Then the following results apply:

Then for $k \ge 1$:

$p_k q_{k - 1} - p_{k - 1} q_k = \paren {-1}^{k + 1}$

That is:

$C_k - C_{k - 1} = \dfrac {p_k} {q_k} - \dfrac {p_{k - 1} } {q_{k - 1} } = \dfrac {\paren {-1}^{k + 1} } {q_k q_{k - 1} }$

Difference between Adjacent Convergents But One

For $k \ge 2$:

$p_k q_{k - 2} - p_{k - 2} q_k = \paren {-1}^k a_k$

That is:

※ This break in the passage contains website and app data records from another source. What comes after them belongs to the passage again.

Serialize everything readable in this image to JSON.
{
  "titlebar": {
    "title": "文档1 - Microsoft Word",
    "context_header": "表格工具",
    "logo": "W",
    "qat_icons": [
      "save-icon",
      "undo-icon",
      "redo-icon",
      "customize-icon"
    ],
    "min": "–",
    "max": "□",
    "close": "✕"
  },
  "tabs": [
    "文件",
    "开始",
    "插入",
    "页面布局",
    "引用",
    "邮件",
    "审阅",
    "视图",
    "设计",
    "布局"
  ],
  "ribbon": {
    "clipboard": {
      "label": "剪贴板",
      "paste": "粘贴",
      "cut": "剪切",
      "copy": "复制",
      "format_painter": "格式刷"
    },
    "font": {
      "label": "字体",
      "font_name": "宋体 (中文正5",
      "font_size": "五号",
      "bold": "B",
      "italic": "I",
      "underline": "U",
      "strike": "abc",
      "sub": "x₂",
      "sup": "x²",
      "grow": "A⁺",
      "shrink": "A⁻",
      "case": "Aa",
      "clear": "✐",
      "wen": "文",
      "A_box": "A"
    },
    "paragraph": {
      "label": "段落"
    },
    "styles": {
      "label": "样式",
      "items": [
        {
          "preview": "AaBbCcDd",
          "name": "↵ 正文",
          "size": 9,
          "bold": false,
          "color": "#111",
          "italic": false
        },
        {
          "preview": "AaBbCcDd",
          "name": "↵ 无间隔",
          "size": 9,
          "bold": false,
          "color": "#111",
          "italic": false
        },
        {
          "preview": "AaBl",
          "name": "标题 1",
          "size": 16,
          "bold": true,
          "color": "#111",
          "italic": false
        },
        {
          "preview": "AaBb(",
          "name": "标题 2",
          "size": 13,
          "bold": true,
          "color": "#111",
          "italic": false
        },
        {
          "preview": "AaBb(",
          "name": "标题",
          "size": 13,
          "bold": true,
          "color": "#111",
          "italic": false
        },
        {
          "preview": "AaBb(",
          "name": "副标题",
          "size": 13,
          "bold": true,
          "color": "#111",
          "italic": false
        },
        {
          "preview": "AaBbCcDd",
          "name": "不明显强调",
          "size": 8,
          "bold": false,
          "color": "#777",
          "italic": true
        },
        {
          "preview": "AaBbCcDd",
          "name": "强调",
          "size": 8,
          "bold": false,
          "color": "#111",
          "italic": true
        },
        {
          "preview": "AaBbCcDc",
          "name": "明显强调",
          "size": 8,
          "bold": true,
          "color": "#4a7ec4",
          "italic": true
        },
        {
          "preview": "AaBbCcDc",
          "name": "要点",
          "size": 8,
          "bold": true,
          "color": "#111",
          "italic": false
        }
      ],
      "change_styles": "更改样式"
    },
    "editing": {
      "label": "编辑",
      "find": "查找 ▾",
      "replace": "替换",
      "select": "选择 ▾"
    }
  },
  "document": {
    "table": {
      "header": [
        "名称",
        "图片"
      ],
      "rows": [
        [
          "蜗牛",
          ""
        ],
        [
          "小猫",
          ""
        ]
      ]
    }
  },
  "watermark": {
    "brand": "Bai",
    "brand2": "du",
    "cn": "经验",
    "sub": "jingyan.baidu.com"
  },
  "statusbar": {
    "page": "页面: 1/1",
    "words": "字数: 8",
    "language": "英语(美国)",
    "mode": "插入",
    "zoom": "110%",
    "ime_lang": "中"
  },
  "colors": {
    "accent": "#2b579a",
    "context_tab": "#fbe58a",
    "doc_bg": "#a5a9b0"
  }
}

$C_k - C_{k-2} = \dfrac {p_k} {q_k} - \dfrac {p_{k - 2} } {q_{k - 2} } = \dfrac {\paren {-1}^k a_k} {q_k q_{k - 2} }$

Simple continued fractions

Let $\sqbrk {a_0, a_1, a_2, \ldots}$ be a simple continued fraction in $\R$ of length $n$.

Convergents are Rationals in Canonical Form

For all $k \ge 1$, $\dfrac {p_k} {q_k}$ is in canonical form:

$p_k$ and $q_k$ are coprime
$q_k > 0$.

Even convergents are strictly increasing

The even convergents satisfy $C_0 < C_2 < C_4 \cdots$.

Odd convergents are strictly decreasing

The odd convergents satisfy $C_1 > C_3 > C_5 > \cdots$

Even convergents are smaller than odd convergents

Every even convergent is strictly smaller than every odd convergent.